I didn’t really talk much on here about all of Archie’s issues but Archie had really been “day by day” for many months... really most of 2020. With every step of his decline I just continued to accommodate to meet his needs and we just continued to manage. It certainly wasn’t the lifestyle or quality of life of a “normal” dog, but that had never been the case for Archie who was far from normal- but as long as he was comfortable and content, we just figured things out together and we just made it work. He had no eyes and couldn’t hear which certainly brought on challenges, but he also had significant cognitive and neurological deficits and always struggled with mobility. Early to mid year he lost his ability to walk and then to stand. Again, we just figured things out - how to potty, how to clean him up, how he would drink, eat, etc. He depended on me for literally everything and I was at his beck and call 24/7 answering his barks which either meant he wanted to be repositioned, he wanted water, he wanted to be outside, or just wanted a “check in” to know we were all still with him and he wasn’t alone. He would bark (or rather howl) and we would go through the routine of trying different things until I figured out what it is he wanted. In his last week his barks expressed frustration and agitation and the things I knew to do to comfort him were no longer working. In his last days, he was unable to find a way to be comfortable at night and I desperately searched for ways I could help him, repositioning him all night long frantically trying to find something that worked. After several sleepless nights for us both, I knew this wasn’t something we could just manage or make work like everything else. He was exhausted and uncomfortable and no matter what I tried, I couldn’t help him. Ironically, just minutes before his medical team arrived to help him cross the bridge, he fell asleep in my lap. He never even acknowledged that they had arrived and didn’t even wake up when the sedative or euthanasia drug was administered. He literally just fell into the most peaceful eternal sleep there in my lap. I truly feel like he was telling me he was ready. After seeing him so agitated, frustrated, vocal, and uncomfortable, I could have never predicted that that is how it was going to go. It was truly a gift he gave me.

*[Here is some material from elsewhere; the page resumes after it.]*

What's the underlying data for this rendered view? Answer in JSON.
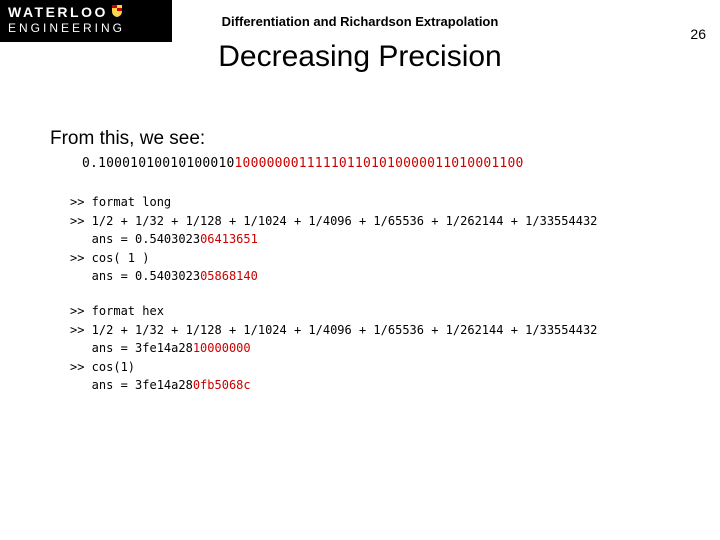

Archie faced more challenges than certainly any other dog that I have ever known. It hurt this mama’s heart on a daily basis to see his struggle and how unfair the world was for him. Archie had end stage glaucoma when he came to me which of course resulted in the removal of both of his eyes in October 2018 (the eye you see in photos of him is a prosthetic) after he he had underwent more eye procedures than I can count on my hand. He also had advanced intervertebral disc disease and the severe neurological deficits all which contributed to his inability to walk or stand. There was evidence of cancer in his latest chest radiograph which we feel very strongly originated as a brain tumor on the left side of his brain. He was emaciated although he was ravenous which further confirmed what we believe his diagnosis to be. Even early on at his best, he had no coordination or stability, big tremors and twitches, and always wanted to bend and go left. It certainly didn’t help that his world was completely dark and he had no idea where he was going. I was his eyes, his ears, his legs, his brain, his everything... and he was my baby who I loved and protected fiercely. He loved his siblings and his siblings loved him - they would rotate through nurse duty where they’d share his couch spot with him so he never felt like he was alone. He slept every night in the big bed which still has his bed rails up, and he woke us up every morning howling for his breakfast. He put up with my smothering kisses which he hated, and the ridiculous songs and dances I did with him in my arms while I would carry him outside. When I took Archie in 2 years and 3 months ago, I had no idea what kind of crazy ride we were in for but it was the honor and privilege of my life to have been his caregiver and his mom. I feel extremely fortunate to have had him in my life - my life is better because he was a part of it. We love and miss him deeply and sorely and I pray that after a good, long, much deserved rest he is now able to walk and hear and see 🙏🏻 It is still incredibly painful to think about all the days ahead without him, but taking things day by day.